skip navigation

CrimeSolutions.gov

Add your conference to our Justice Events calendar

PUBLICATIONS

Register for Latest Research

Stay Informed
Register with NCJRS to receive NCJRS's biweekly e-newsletter JUSTINFO and additional periodic emails from NCJRS and the NCJRS federal sponsors that highlight the latest research published or sponsored by the Office of Justice Programs.

NCJRS Abstract

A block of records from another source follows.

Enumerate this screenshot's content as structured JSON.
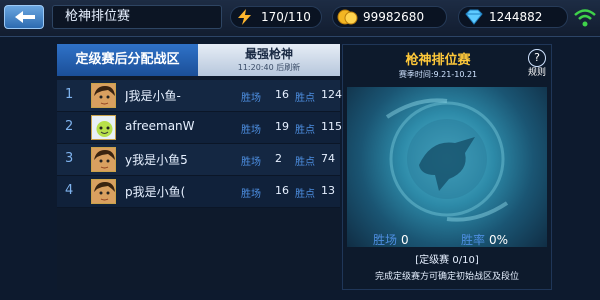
{
  "header": {
    "title": "枪神排位赛",
    "energy": "170/110",
    "gold": "99982680",
    "diamonds": "1244882"
  },
  "tabs": [
    {
      "label": "定级赛后分配战区"
    },
    {
      "label": "最强枪神",
      "sub": "11:20:40 后刷新"
    }
  ],
  "leaderboard": {
    "wins_label": "胜场",
    "points_label": "胜点",
    "rows": [
      {
        "rank": "1",
        "name": "J我是小鱼-",
        "wins": "16",
        "points": "124"
      },
      {
        "rank": "2",
        "name": "afreemanW",
        "wins": "19",
        "points": "115"
      },
      {
        "rank": "3",
        "name": "y我是小鱼5",
        "wins": "2",
        "points": "74"
      },
      {
        "rank": "4",
        "name": "p我是小鱼(",
        "wins": "16",
        "points": "13"
      }
    ]
  },
  "season_panel": {
    "title": "枪神排位赛",
    "season": "赛季时间:9.21-10.21",
    "rules": "规则",
    "wins_label": "胜场",
    "wins_value": "0",
    "winrate_label": "胜率",
    "winrate_value": "0%",
    "placement": "[定级赛  0/10]",
    "hint": "完成定级赛方可确定初始战区及段位"
  },
  "colors": {
    "accent": "#2f72c8",
    "gold_title": "#ffc93a",
    "label_blue": "#4d8ee0"
  },
  "icons": [
    "back-arrow-icon",
    "energy-icon",
    "gold-coin-icon",
    "diamond-icon",
    "wifi-icon",
    "help-icon",
    "emblem-icon"
  ]
}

The document referenced below is part of the NCJRS Library collection. To conduct further searches of the collection, visit the NCJRS Abstracts Database. See the Obtain Documents page for direction on how to access resources online, via mail, through interlibrary loans, or in a local library.

 
  NCJ Number: NCJ 188069     Find in a Library
  Title: Pepper Spray's Effects on a Suspect's Ability to Breathe, Research in Brief
  Document URL: Text PDF 
  Author(s): Theodore C. Chan ; Gary M. Vilke ; Jack Clausen ; Richard Clark ; Paul Schmidt ; Thomas Snowden ; Tom Neuman
  Corporate Author: University of California, San Diego School of Medicine and Medical Ctr
United States of America
  Date Published: 2001
  Page Count: 8
  Series: NIJ Research in Brief
  Annotation: This research brief reported on a medical research study at the University of California-San Diego, investigating whether Oleoresin Capsicum (OC), the active ingredient in pepper spray, by itself or in combination with positional restraint caused, respiratory damage that could lead to injury or death.
  Abstract: This research assessed the cardiovascular effects of a commercial OC spray that is widely used by law enforcement agencies. It also examined the effect of spray and positional restraint on blood pressure and how the effects of OC were influenced by other factors such as body weight, size, asthma, pulmonary diseases, inhaler, or a history of smoking. The study concluded that, in a laboratory setting, OC spray inhalation, combined with positional restraint, posed no significant risks in terms of respiratory and pulmonary complications. The authors of the brief believed this study should reassure law enforcement personnel that it would be clinically safe to employ forceful measures when necessary and that relations between local agencies and communities would improve through knowledge that enforcement techniques like the use of OC spray had been rigorously tested. Lastly, they thought that for public policy, this study would provide a scientific basis for finding safer methods of restraint and for assessing force techniques and custody restraint methods. 6 graphs, 3 notes, glossary, and reading suggestions
  Main Term(s): Police research ; Oleoresin Capsicum (OC)/Pepper Spray
  Index Term(s): Less Lethal/ Nonlethal Weapons ; Chemical irritants
  Sponsoring Agency: National Institute of Justice (NIJ)
US Department of Justice
Office of Justice Programs
United States of America
  Sale Source: National Institute of Justice/NCJRS
Box 6000
Rockville, MD 20849
United States of America

NCJRS Photocopy Services
Box 6000
Rockville, MD 20849-6000
United States of America
  Type: Issue Overview
  Country: United States of America
  Language: English
   
  To cite this abstract, use the following link:
https://www.ncjrs.gov/App/Publications/abstract.aspx?ID=188069

*A link to the full-text document is provided whenever possible. For documents not available online, a link to the publisher's website is provided. Tell us how you use the NCJRS Library and Abstracts Database - send us your feedback.